An ethical alternative to fabrication of information is to avoid fabrication of it. This can be accomplished with the help of modern information theory.

Reply to  Terry Oldberg
June 29, 2015 12:10 am

Terry Oldberg:
A person does not provide information by merely stringing together words that have a meaning only understood by their presenter; e.g.
Twas brillig, and the slithy toves
Did gyre and gimble in the wabe:
All mimsy were the borogoves,
And the mome raths outgrabe.
Therefore, I again ask you a question I have repeatedly put to you in past years. It is
Please provide a clear and concise definition of what you mean by an “event” such that anyone can understand what is – and what is not – an “event” as you understand it.
All your comments will remain meaningless nonsense unless and until you answer this question.

Reply to  Terry Oldberg
June 29, 2015 10:20 am

Love the Jabberwocky quote
and the movie:

Reply to  Terry Oldberg
June 29, 2015 7:01 pm

Mr. Jackson, I do not wish to criticize you here, but I am trying to follow the points you guys are making. I do not think that one can precisely say that the words “control” and “influence”, whether in broad usage or a specific context, are as completely distinct in their meaning as you are implying.
Just saying…this is muddying the debate.
[ kənˈtrōl ]
1.the power to influence or direct people’s behavior or the course of events:
“the whole operation is under the control of a production manager”
synonyms: jurisdiction · sway · power · authority · command · dominance · government · mastery · leadership · rule · sovereignty · supremacy · ascendancy · charge · management · direction · supervision · superintendence
1.determine the behavior or supervise the running of:
“he was appointed to control the company’s marketing strategy”
synonyms: be in charge of · run · manage · direct · administer · head · preside over · supervise · superintend · steer · command · rule · govern · lead · dominate · hold sway over · be at the helm · head up · be in the driver’s seat · run the show
[ ˈinflo͝oəns ]
the capacity to have an effect on the character, development, or behavior of someone or something, or the effect itself:
“the influence of television violence”
synonyms: effect · impact · control · sway · hold · power · authority · mastery · domination · supremacy · guidance · direction · pressure
have an influence on:
“social forces influencing criminal behavior”
synonyms: affect · have an impact on · impact · determine · guide · control · shape · govern · decide · change · alter · transform · sway · bias · prejudice · suborn · pressure · coerce · dragoon · intimidate · browbeat · brainwash · twist someone’s arm · lean on · put ideas into one’s head

Reply to  Menicholas
June 29, 2015 8:51 pm

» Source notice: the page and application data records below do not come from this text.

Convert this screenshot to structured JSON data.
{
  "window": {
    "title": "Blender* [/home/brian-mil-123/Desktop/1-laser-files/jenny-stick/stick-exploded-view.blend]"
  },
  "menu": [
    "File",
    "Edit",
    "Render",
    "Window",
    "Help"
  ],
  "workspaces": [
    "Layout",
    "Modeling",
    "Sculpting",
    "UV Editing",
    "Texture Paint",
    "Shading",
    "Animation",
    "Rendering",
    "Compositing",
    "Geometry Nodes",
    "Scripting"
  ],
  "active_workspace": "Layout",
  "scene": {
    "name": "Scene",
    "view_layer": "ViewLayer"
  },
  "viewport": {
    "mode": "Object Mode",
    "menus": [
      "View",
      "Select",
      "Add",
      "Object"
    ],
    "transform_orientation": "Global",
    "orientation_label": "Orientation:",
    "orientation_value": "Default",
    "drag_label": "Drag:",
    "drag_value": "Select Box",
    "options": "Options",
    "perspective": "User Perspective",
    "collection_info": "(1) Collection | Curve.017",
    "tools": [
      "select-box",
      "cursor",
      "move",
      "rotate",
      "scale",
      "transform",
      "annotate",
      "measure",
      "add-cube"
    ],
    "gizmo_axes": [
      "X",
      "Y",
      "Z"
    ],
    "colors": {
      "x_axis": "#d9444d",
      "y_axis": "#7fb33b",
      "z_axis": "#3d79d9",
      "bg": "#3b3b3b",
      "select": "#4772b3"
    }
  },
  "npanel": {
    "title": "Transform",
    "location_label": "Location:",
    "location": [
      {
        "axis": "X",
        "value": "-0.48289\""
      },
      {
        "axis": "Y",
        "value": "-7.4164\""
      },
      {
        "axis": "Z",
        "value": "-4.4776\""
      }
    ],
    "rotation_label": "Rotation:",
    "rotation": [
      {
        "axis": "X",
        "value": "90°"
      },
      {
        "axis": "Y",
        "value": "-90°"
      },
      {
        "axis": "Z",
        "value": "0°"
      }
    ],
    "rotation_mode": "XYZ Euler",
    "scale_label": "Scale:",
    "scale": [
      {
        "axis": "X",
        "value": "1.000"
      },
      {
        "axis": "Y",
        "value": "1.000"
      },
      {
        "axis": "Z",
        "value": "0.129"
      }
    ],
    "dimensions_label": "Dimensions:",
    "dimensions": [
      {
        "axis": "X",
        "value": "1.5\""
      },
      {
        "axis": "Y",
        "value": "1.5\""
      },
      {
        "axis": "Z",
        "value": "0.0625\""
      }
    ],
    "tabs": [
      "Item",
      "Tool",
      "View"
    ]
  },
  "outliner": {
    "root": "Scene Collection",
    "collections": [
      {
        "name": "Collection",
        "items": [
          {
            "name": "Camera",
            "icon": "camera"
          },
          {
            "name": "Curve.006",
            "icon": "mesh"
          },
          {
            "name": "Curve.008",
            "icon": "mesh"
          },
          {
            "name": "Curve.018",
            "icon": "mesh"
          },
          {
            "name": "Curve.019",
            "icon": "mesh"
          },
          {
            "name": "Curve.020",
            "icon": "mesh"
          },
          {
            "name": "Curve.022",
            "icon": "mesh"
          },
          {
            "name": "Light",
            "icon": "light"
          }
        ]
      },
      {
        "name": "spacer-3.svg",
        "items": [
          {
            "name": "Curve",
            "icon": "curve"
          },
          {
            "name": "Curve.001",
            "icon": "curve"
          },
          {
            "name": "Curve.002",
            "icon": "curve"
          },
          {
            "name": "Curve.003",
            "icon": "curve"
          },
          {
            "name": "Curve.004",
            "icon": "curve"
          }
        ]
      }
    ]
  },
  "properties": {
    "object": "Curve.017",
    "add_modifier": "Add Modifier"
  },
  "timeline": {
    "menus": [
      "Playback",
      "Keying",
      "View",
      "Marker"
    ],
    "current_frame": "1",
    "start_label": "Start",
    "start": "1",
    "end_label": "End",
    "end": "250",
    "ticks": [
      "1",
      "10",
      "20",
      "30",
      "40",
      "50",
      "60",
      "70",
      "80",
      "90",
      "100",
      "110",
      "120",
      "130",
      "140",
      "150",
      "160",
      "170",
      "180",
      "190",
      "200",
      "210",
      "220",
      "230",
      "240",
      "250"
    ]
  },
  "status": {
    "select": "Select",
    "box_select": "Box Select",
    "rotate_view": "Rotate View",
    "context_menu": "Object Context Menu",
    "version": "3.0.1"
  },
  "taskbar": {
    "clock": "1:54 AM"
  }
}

Well said. The field of engineering contains a theory that bears on the control of a system. This field is called “control theory.” It is not called “influence theory” though the control of a system is usually imperfect.

Reply to  Terry Oldberg
June 29, 2015 10:53 pm

Terry Oldberg:
The difference between ‘control’ and ‘influence’ is that
while a controlling factor and an influencing factor may each have an effect,
a controlling factor can govern an influencing factor
but an influencing factor cannot govern a controlling factor.
The difference is clearly seen in governments where both politicians and civil servants can affect conduct of the entire populace (including politicians and civil servants) but politicians can establish laws that civil servants must obey while civil servants can only interpret how to apply laws. Politicians are people who like power, and civil servants are people who like influence (as I do).
My having cleared that up for you, I again ask that you answer my question to you that in this thread is here and I remind that it is
Please provide a clear and concise definition of what you mean by an “event” such that anyone can understand what is – and what is not – an “event” as you understand it.